Bubba Watson (25/1): Bubba, in his first tournament since relinquishing the Masters Green Jacket, shot a 65 and a 66 at the Zurich Classic last week but a 72 and a 73 in his other two rounds meant he could only tie for 15th. He's got a rather strange record here with two missed cuts and just one top 20 but that was a second place in 2009 so he can be a threat on this course. Surprisingly, he hasn't had a top 10 since early January.
Best of the rest
Nick Watney (28/1): Watney shot all four rounds in the 60s last week but on a course where 20-under won, it was only good enough for tied 15th. Still, it followed on from a 13th at Augusta so the Californian certainly seems to be rounding into some good form. He's posted six top 25s in his eight starts at Quail Hollow, with a best of tied eighth last year.
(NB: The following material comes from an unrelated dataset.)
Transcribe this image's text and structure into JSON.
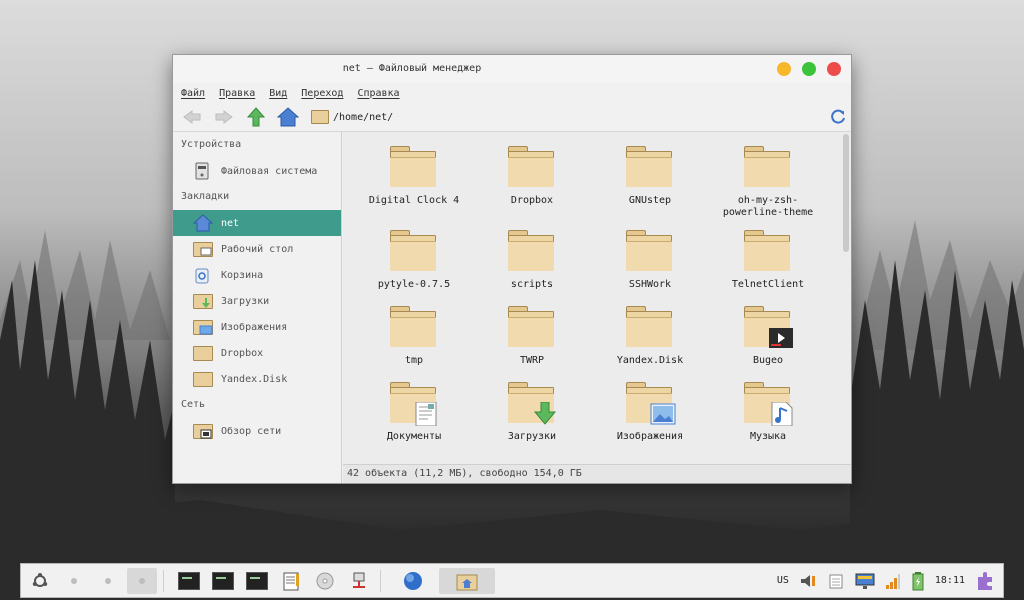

Bill Haas (28/1): Haas is threatening a breakout performance after knocking at the door with five top 10s already this season. He could have been much better than 20th at Augusta had he not made such a meal of the par fives (he was one over for the week) while he slipped back from sixth to 24th with a poor final round at Hilton Head on his last start. He's twice finished fourth in this event (2006, 2011, including R1 64) and has strong connections with the area having gone to nearby Wake Forest. 'I've got good feelings around this place. I'm comfortable."
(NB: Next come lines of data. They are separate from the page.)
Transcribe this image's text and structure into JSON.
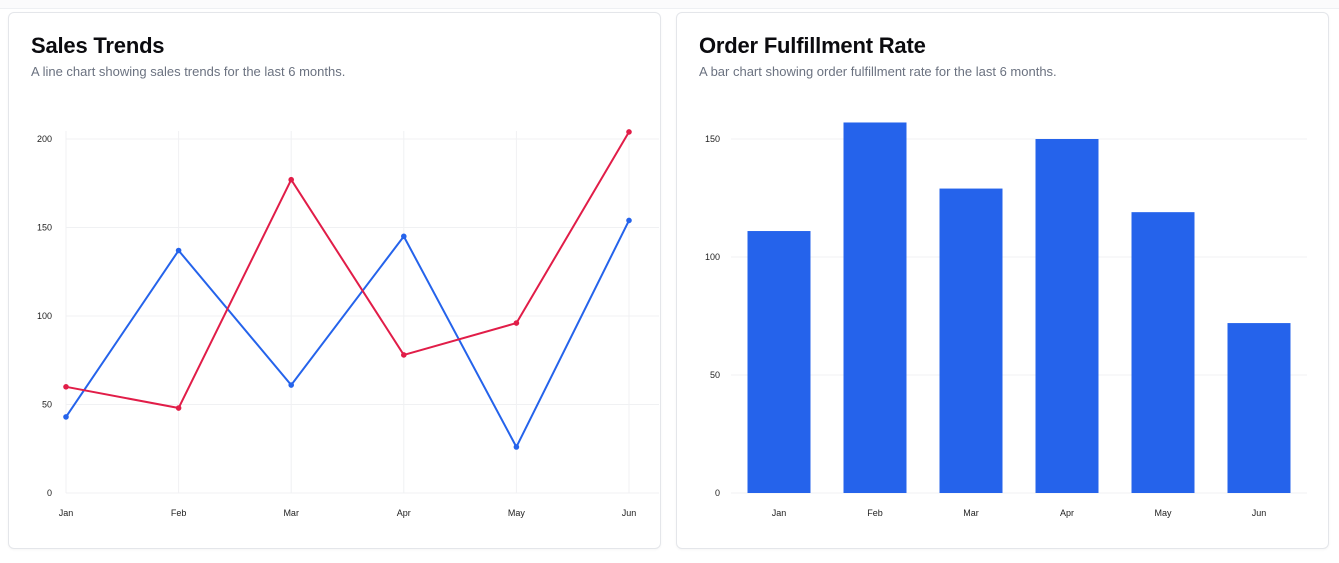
{
  "chart_data": [
    {
      "type": "line",
      "title": "Sales Trends",
      "subtitle": "A line chart showing sales trends for the last 6 months.",
      "categories": [
        "Jan",
        "Feb",
        "Mar",
        "Apr",
        "May",
        "Jun"
      ],
      "series": [
        {
          "color": "#2563eb",
          "values": [
            43,
            137,
            61,
            145,
            26,
            154
          ]
        },
        {
          "color": "#e11d48",
          "values": [
            60,
            48,
            177,
            78,
            96,
            204
          ]
        }
      ],
      "ylim": [
        0,
        200
      ],
      "yticks": [
        0,
        50,
        100,
        150,
        200
      ],
      "grid": true
    },
    {
      "type": "bar",
      "title": "Order Fulfillment Rate",
      "subtitle": "A bar chart showing order fulfillment rate for the last 6 months.",
      "categories": [
        "Jan",
        "Feb",
        "Mar",
        "Apr",
        "May",
        "Jun"
      ],
      "values": [
        111,
        157,
        129,
        150,
        119,
        72
      ],
      "color": "#2563eb",
      "ylim": [
        0,
        150
      ],
      "yticks": [
        0,
        50,
        100,
        150
      ],
      "grid": true
    }
  ]
}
John Huh (80/1): Three under 25s have won here in the last five years so how about 22-year-old Huh? Sixth on his second PGA Tour start, Huh then won on his fifth by capturing the Mayakoba Golf Classic in a play-off. He's not made such a flying start in 2013 but was second after 54 at halfway at Bay Hill and then played some excellent golf to finish tied 11th on his Masters debut last time out.
A quality course usually brings a quality champion and that's very much been the case here.
So, after a very solid Masters, this could be the week where Sergio Garcia posts his ninth PGA Tour win.
He's come mighty close here before and the 22/1 could prove an excellent price.
This is definitely a ball-strikers' course and Sergio is one of the best around from tee to green.
The poor greens might hurt the very bust putters so that levelling of the playing field could also play into his hands.
Bill Haas is another high-class performer and after a string of good performances this year he looks worth taking at 28/1 to deliver victory in front of his home fans.
He's marked our card with two fourth places here and knows how to win.
Young players excel in this event so, after his 11th at Augusta, John Huh could be the one this time.
Johnny Miller expects him to become an elite player so Huh is very highly regarded by some good judges.
2pts e.w. Sergio Garcia at 22/1 (1/4 1,2,3,4,5)
2pts e.w. Bill Haas at 28/1 (1/4 1,2,3,4,5)
1pt e.w. John Huh at 80/1 (1/4 1,2,3,4,5)